Make Sure Law School is Really for You
Be sure that this is something you are very serious about and that law school is indeed what you really want to do. As silly as this may sound to you if you’re reading it for the first time, trust us, far too many applicants skip this crucial first step and often waste lots of money — not to mention three years of their lives — on an education they never really wanted or needed.
Analyze Your Positioning
- Look at your candidacy the way the admissions committee will. Consider the following:
- Do you have good grades? (Can you succinctly explain any mitigating circumstances if you don’t?)
- Do you have good extracurricular involvement? (You may need to get involved in some activities before submitting your applications.)
Sit for the LSAT*
The sooner you take this test and put it in the rear-view mirror, the sooner you can start focusing on the rest of your application. Your LSAT score may also give you an idea of the range of schools at which you will be competitive.
*The number of law schools that accept the GRE is quickly growing, but in the summer of 2018, the ABA essentially re-affirmed the LSAT’s dominance by not voting to allow law schools to accept the GRE or any other alternate graduate-level standardized tests!
End of Summer
Finalize Your Positioning
Repeat any classes you needed for your alternate transcript, gain any leadership experience you may have needed from extracurricular activities, etc.
Select the Law Schools to which You Plan to Apply
After you determine what exactly you are looking for in your law school education, do your research and determine what makes each school unique. The schools you most closely match are also the ones where your chances will be highest. (See the bottom of our home page if you missed this discussion.)

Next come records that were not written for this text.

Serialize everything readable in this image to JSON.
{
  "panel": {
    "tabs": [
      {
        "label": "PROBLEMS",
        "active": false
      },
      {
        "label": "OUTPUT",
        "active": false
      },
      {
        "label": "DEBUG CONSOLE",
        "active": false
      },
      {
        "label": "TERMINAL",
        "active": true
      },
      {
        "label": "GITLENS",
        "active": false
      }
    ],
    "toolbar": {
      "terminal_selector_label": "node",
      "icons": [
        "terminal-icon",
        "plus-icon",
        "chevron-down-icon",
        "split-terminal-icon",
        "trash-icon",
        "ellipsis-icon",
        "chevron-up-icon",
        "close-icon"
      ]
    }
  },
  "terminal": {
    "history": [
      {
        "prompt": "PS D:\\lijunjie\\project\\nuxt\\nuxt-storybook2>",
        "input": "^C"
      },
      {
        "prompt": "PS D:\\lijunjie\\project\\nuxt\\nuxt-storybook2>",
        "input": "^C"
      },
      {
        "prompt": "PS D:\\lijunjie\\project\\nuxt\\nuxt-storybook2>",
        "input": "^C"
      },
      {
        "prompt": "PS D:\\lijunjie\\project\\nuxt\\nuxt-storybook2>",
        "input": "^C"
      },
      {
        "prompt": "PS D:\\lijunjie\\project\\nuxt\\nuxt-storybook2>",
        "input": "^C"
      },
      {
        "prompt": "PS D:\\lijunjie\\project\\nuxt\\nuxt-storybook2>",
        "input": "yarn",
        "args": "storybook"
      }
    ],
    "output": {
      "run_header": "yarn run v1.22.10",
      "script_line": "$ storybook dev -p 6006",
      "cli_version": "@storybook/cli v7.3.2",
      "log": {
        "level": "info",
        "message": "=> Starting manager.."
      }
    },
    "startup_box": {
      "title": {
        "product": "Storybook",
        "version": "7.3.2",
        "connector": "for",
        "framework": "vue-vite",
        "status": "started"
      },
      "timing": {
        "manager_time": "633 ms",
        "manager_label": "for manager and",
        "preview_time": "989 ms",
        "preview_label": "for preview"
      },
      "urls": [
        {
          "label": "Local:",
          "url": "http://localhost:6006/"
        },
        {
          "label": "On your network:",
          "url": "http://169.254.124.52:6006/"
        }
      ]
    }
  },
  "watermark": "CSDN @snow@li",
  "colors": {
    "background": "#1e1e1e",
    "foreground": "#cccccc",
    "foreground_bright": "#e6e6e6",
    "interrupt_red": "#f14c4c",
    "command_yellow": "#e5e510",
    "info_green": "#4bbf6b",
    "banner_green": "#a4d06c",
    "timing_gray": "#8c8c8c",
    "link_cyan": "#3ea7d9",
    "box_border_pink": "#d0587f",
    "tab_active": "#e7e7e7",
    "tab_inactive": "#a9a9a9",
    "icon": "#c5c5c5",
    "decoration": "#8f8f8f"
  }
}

The summer is also a good time to plan some autumn campus visits.
Introspect on Your Admissions ‘Story’
Before the applications are even released, you should have a pretty good idea of your answers to why you want to go to law school, why you want to attend each law school you are targeting, what you have to offer in terms of diversity, etc. The summer is the time to really think about where you have come from and where you are going. The fall is the time to complete your applications, not begin the brainstorming process for your story. (Since the brainstorming can’t be rushed, we hope you see why we advocate so hard for the importance of a law school application timeline.) Finally, your story will help chart the topic selection process for those all-important personal statements.
Work on your Applications
Most law schools favor early applicants since it shows sincerity in the program. (Apply late and they may think they are your back up school.) It is often advised that you work through one application to completion before starting the next application. This ensures that at least some of your applications will be submitted early in case you run into unforeseen problems with your schedule. Final note on applications: your letters of reference are often a critical time path.
Why do this now when I can wait to see where I was accepted? An admissions officer at Cornell Law School states, “I like to see applicants who take the time to visit our campus and reflect that in their applications. If they are willing to visit us and they show sincerity in their personal statement, there is an excellent chance that they will attend our school if admitted.”
Don’t think Cornell is the only school that cares about yield or campus visits.
Sit tight. If you really did everything you could, including and adhering to a strong and cohesive law school application timeline, you should be fine right now. With any luck, you should be choosing between multiple admissions offers and making plans for the next three years of your life!